You may need to click an Update button to complete the update and Finish to finish it.
The demo should now be ready to start.
Either click Play or type loki_demos from a Terminal window to start the program.
Select to start the game, and you're ready to go.
The following sections describe a few games that may still be available. Again, these games may not be available for long.
You can build online civilizations with Civilization: Call to Power (CCP). Like earlier versions and public spin-offs (such as the Freeciv described earlier in this chapter), Civilization: Call to Power for Linux lets you explore the world, build cities, and manage your empire. This latest version offers multiplayer network competition and extensions that let you extend cities into outer space and under the sea.
If you like the Freeciv game that comes with Red Hat Linux, you will love CCP. Engaging game play is improved with enhanced graphics, sound, and animation. English, French, German, Italian, and Spanish versions are available.
The CCP demo comes with an excellent tutorial to start you out. If you have never played a civilization game before, the tutorial is a great way to start. Figure 7-8 shows an example of a scene from the Civilization: Call to Power for Linux demo.
If you like knights and dwarves and storming castles, Myth II: Soulblighter for Linux might be for you. In Myth II, you are given a mission and some troops with various skills. From there, you need strategy and the desire to shed lots of virtual blood to meet your goal.
Myth II was created by Bungie Software (www.bungie.com) and ported to Linux by Loki Entertainment Software (www.lokigames.com). This version of the popular Myth game includes improved graphics and new scenarios.
A demo version is available that runs well in Red Hat Linux. You can get it via the Demo Launcher described earlier. As usual, you will need a fairly powerful computer (at least a Pentium 133 MHz, 32MB RAM, 80MB swap space, and 100MB of free disk space). You need network hardware for multiuser network play (network card or dialup) and a sound card if you want audio. A screenshot of Myth II is shown in Figure 7-9.
Based on the Quake Engine, Heretic II sets you on a path to rid the world of a deadly, magical plague. As the main character, Corvus, you explore dungeons, swamps, and cities to uncover and stop the plague.
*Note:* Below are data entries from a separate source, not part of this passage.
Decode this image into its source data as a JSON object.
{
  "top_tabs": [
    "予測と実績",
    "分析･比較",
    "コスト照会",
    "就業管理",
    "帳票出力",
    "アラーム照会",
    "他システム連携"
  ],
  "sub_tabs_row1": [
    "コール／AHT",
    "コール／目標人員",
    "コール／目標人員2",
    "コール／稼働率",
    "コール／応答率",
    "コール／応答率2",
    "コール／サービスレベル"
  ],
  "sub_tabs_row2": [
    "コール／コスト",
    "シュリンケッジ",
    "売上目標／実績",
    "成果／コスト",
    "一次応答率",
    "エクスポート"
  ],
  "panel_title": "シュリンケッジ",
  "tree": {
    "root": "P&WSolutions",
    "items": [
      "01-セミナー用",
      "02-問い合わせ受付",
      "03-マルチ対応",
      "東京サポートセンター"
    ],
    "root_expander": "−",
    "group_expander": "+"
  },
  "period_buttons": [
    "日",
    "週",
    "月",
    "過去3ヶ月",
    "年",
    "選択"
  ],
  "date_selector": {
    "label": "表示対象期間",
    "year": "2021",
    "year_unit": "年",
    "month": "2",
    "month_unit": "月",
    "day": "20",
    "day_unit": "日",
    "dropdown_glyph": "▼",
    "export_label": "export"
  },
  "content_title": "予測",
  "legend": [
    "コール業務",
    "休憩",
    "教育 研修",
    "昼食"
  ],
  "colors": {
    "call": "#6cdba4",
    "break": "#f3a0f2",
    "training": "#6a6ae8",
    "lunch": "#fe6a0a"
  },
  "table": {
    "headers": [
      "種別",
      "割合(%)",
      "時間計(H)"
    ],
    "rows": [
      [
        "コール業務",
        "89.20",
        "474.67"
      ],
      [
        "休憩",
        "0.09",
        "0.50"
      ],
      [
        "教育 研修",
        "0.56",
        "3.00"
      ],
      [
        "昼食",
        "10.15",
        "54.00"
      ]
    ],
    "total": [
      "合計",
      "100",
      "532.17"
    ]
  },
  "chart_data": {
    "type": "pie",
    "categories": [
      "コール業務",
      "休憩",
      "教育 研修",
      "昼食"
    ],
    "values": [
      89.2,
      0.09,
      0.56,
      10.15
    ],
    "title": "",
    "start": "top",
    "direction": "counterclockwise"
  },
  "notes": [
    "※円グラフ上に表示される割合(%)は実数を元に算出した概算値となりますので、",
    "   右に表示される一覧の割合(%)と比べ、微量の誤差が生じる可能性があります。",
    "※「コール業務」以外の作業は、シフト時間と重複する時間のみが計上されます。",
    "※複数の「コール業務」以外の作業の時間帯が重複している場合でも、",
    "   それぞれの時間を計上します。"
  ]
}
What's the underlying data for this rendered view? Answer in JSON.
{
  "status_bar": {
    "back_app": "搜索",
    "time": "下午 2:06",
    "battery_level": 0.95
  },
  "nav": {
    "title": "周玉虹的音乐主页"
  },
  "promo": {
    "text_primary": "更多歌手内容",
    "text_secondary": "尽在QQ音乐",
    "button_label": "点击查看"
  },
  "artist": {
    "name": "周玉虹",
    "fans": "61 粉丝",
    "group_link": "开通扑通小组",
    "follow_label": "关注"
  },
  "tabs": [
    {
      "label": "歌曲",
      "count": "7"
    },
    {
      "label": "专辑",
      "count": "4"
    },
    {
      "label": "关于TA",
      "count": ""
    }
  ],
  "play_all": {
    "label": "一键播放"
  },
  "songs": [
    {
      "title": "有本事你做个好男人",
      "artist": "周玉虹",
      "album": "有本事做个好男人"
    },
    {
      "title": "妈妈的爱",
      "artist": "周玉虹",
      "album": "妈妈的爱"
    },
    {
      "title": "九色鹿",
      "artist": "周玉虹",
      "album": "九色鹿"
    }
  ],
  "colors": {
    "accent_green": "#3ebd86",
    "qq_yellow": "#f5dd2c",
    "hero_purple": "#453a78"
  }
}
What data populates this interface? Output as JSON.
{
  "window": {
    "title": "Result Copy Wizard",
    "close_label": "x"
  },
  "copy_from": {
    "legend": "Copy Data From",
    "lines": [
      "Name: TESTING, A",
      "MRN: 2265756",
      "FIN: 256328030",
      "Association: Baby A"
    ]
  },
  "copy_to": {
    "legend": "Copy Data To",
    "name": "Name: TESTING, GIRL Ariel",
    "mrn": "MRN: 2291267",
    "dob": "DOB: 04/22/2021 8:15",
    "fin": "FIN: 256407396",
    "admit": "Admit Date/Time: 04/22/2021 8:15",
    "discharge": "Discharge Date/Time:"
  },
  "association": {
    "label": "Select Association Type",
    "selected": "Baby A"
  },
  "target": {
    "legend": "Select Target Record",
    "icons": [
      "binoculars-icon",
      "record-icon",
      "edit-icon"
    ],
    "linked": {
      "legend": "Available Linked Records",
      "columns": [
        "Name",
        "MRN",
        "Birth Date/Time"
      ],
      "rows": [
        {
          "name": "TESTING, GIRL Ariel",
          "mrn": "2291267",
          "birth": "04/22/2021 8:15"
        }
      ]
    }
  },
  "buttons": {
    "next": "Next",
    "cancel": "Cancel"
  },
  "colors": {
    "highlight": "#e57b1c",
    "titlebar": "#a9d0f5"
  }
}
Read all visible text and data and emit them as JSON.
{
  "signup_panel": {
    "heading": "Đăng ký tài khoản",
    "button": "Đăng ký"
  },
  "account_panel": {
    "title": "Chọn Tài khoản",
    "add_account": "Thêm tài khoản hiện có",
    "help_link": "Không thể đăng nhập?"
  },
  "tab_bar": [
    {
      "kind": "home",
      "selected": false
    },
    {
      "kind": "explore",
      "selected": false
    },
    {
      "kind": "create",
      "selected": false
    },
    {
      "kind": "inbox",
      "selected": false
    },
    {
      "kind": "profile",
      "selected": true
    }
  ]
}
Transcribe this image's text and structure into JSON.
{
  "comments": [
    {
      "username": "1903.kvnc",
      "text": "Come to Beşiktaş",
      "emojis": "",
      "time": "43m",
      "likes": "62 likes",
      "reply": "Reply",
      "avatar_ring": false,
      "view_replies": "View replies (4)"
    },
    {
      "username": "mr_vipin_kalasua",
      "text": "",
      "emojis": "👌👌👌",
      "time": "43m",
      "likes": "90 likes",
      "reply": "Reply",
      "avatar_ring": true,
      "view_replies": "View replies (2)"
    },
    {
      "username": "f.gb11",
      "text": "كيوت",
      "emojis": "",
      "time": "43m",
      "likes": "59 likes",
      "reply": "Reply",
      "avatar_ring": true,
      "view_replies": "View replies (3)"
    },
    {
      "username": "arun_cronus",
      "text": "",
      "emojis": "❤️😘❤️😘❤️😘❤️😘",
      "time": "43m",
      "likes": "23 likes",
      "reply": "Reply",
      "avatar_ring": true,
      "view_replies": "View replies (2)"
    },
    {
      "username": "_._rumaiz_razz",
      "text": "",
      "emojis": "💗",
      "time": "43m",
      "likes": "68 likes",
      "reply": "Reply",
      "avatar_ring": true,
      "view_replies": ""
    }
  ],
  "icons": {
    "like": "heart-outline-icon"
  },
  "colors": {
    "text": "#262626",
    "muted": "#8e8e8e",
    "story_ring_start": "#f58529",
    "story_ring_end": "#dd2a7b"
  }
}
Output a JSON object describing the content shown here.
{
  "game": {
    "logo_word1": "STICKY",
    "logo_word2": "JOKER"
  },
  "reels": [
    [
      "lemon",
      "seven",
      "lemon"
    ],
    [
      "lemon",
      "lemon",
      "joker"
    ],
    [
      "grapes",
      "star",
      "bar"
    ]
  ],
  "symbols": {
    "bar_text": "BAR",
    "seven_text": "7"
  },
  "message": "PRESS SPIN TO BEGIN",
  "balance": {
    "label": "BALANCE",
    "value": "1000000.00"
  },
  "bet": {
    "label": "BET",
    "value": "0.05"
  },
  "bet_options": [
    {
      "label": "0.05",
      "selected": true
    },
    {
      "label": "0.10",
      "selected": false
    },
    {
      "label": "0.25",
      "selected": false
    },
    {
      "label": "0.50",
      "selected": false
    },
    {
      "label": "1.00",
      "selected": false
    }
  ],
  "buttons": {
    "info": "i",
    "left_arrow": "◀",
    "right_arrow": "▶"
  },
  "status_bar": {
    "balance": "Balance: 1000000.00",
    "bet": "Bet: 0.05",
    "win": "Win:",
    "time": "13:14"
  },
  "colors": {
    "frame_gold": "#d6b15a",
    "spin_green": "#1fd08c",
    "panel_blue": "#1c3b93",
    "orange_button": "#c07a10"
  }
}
The graphics are rich and the game play is quite engaging.
You will experience some crashing problems with Heretic II out-of-the-box. Be sure to check for the update to Heretic II at updates.lokigames.com, which should fix most of the problems.